Freeney is dealing with considerable ligament damage in the ankle, the source said, and appears doubtful to recover in time for next Sunday's game against the New Orleans Saints. However, the Colts insist that Freeney has a low ankle sprain, not a torn ligament, and remains questionable to play.
Colts spokesman Craig Kelley said Sunday night that Freeney was being treated in Florida for a basketball-type injury, nothing more.
"He is under the care of our athletic training staff," Kelley said. "Nothing we have seen changes our diagnosis that he is questionable. He has a third-degree, low basketball sprain."
That would appear to be better news than what Colts president Bill Polian calls the "dreaded" high ankle sprain, which can keep players out for about six weeks.
Wayne also added that Freeney has been working hard to rehabilitate his ankle. Colts tight end Dallas Clark echoed that sentiment but said he didn't know much about Freeney's status.
The Colts have been concerned about Freeney since the former NFL sacks champion injured the ankle with about two minutes left in last Sunday's AFC Championship Game. He pulled up short of New York Jets quarterback Mark Sanchez on a pass rush, hopped for a couple of steps and then limped off the field.
Trainers initially wanted to put Freeney's foot in a walking boot, but he didn't wear it after the Colts' 30-17 victory. Freeney didn't practice Wednesday, Thursday or Friday and hasn't been available to reporters since the game.
"Dwight is one of our best players, we know that," Colts quarterback Peyton Manning said Sunday during the Pro Bowl. "But all season long, coach Caldwell has talked about picking up the bayonet. Someone's got to step up. If Dwight were not to be able to go, that would be tough, but somebody else will step up, and we'll feel confident in whoever that is."
Polian told radio listeners Monday that he expected Freeney to play against the Saints. Caldwell didn't sound as optimistic early in the week, noting that starting cornerback Jerraud Powers was further along in his recovery from a foot injury than Freeney.
By Friday, Caldwell appeared to be on the same page with Polian.
"He's coming along well, he's getting better, and we're hoping for the best," Caldwell said before practice.
The bigger issue might be Freeney's effectiveness. He uses his incredible speed, remarkable spin moves and leverage to attack opponents. If he's not 100 percent, it could limit what he can do in the biggest game of the season.
But Freeney also has a history of healing fast, including earlier this season, when he returned seven days after hurting his quadriceps -- an injury that some reports said would sideline him for up to three weeks. That was in late September.
Freeney didn't miss a game until Nov. 29 at Houston, when he sat out with an abdominal injury.
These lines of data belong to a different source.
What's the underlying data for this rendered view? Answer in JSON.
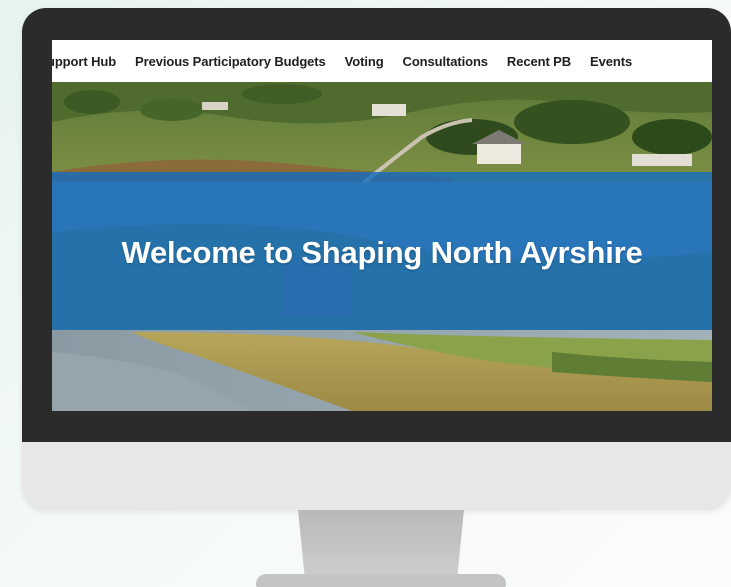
{
  "nav": {
    "items": [
      {
        "label": "upport Hub"
      },
      {
        "label": "Previous Participatory Budgets"
      },
      {
        "label": "Voting"
      },
      {
        "label": "Consultations"
      },
      {
        "label": "Recent PB"
      },
      {
        "label": "Events"
      }
    ]
  },
  "hero": {
    "title": "Welcome to Shaping North Ayrshire"
  },
  "colors": {
    "banner": "#166cbe",
    "bezel": "#2b2b2b",
    "monitor": "#e7e7e7"
  }
}
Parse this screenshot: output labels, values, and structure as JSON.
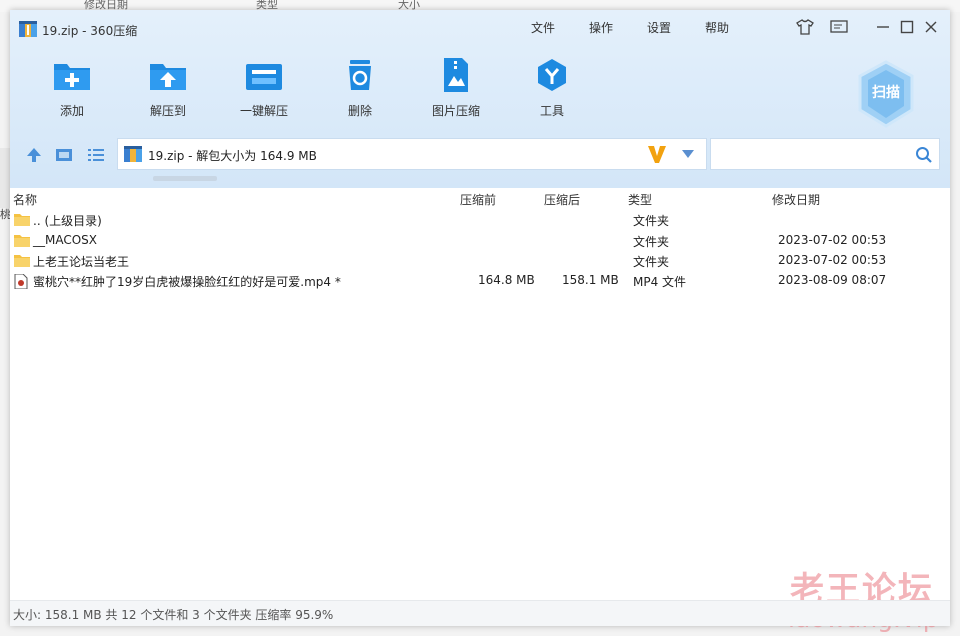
{
  "window": {
    "title": "19.zip - 360压缩"
  },
  "menu": [
    "文件",
    "操作",
    "设置",
    "帮助"
  ],
  "toolbar": [
    {
      "label": "添加",
      "icon": "add-icon"
    },
    {
      "label": "解压到",
      "icon": "extract-to-icon"
    },
    {
      "label": "一键解压",
      "icon": "one-click-extract-icon"
    },
    {
      "label": "删除",
      "icon": "delete-icon"
    },
    {
      "label": "图片压缩",
      "icon": "image-compress-icon"
    },
    {
      "label": "工具",
      "icon": "tools-icon"
    }
  ],
  "scan": {
    "label": "扫描"
  },
  "address": {
    "path": "19.zip - 解包大小为 164.9 MB"
  },
  "search": {
    "placeholder": ""
  },
  "columns": {
    "name": "名称",
    "before": "压缩前",
    "after": "压缩后",
    "type": "类型",
    "modified": "修改日期"
  },
  "files": [
    {
      "name": ".. (上级目录)",
      "before": "",
      "after": "",
      "type": "文件夹",
      "modified": "",
      "icon": "folder-icon"
    },
    {
      "name": "__MACOSX",
      "before": "",
      "after": "",
      "type": "文件夹",
      "modified": "2023-07-02 00:53",
      "icon": "folder-icon"
    },
    {
      "name": "上老王论坛当老王",
      "before": "",
      "after": "",
      "type": "文件夹",
      "modified": "2023-07-02 00:53",
      "icon": "folder-icon"
    },
    {
      "name": "蜜桃穴**红肿了19岁白虎被爆操脸红红的好是可爱.mp4 *",
      "before": "164.8 MB",
      "after": "158.1 MB",
      "type": "MP4 文件",
      "modified": "2023-08-09 08:07",
      "icon": "video-file-icon"
    }
  ],
  "status": {
    "text": "大小: 158.1 MB 共 12 个文件和 3 个文件夹 压缩率 95.9%"
  },
  "watermark": {
    "line1": "老王论坛",
    "line2": "laowang.vip"
  },
  "background": {
    "col1": "修改日期",
    "col2": "类型",
    "col3": "大小",
    "side": "桃"
  },
  "colors": {
    "accent": "#1e8ae0",
    "folder": "#f5c242",
    "toolbar_bg": "#d9eaf9",
    "watermark": "#e97882"
  }
}
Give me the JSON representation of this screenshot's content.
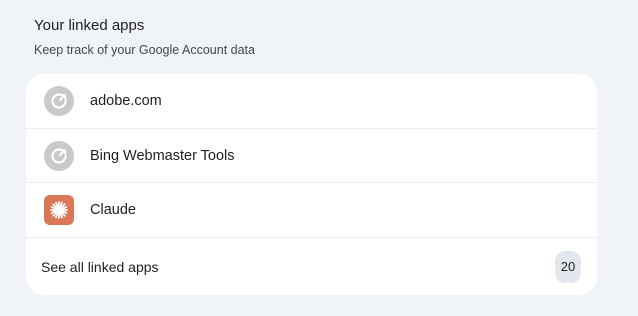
{
  "section": {
    "title": "Your linked apps",
    "subtitle": "Keep track of your Google Account data"
  },
  "apps": [
    {
      "label": "adobe.com",
      "icon": "linked-app-generic-icon"
    },
    {
      "label": "Bing Webmaster Tools",
      "icon": "linked-app-generic-icon"
    },
    {
      "label": "Claude",
      "icon": "claude-logo-icon"
    }
  ],
  "see_all": {
    "label": "See all linked apps",
    "count": "20"
  },
  "colors": {
    "background": "#f0f4f9",
    "card": "#ffffff",
    "generic_icon": "#c8c9cb",
    "claude_brand": "#d97757",
    "badge": "#e3e8ef"
  }
}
The only other game he missed this season was the regular-season finale at Buffalo when most Colts starters played sparingly or not at all.
Freeney finished with 13.5 sacks this season, the sixth time in eight NFL campaigns that he posted a double-digit total.
"He has had injuries before where they said (he's) not going to play and he has come back," Clark said Sunday during the Pro Bowl. "He is a competitor, he is one of the toughest guys on our team, and I never expect him to miss anything."
The Associated Press contributed to this report.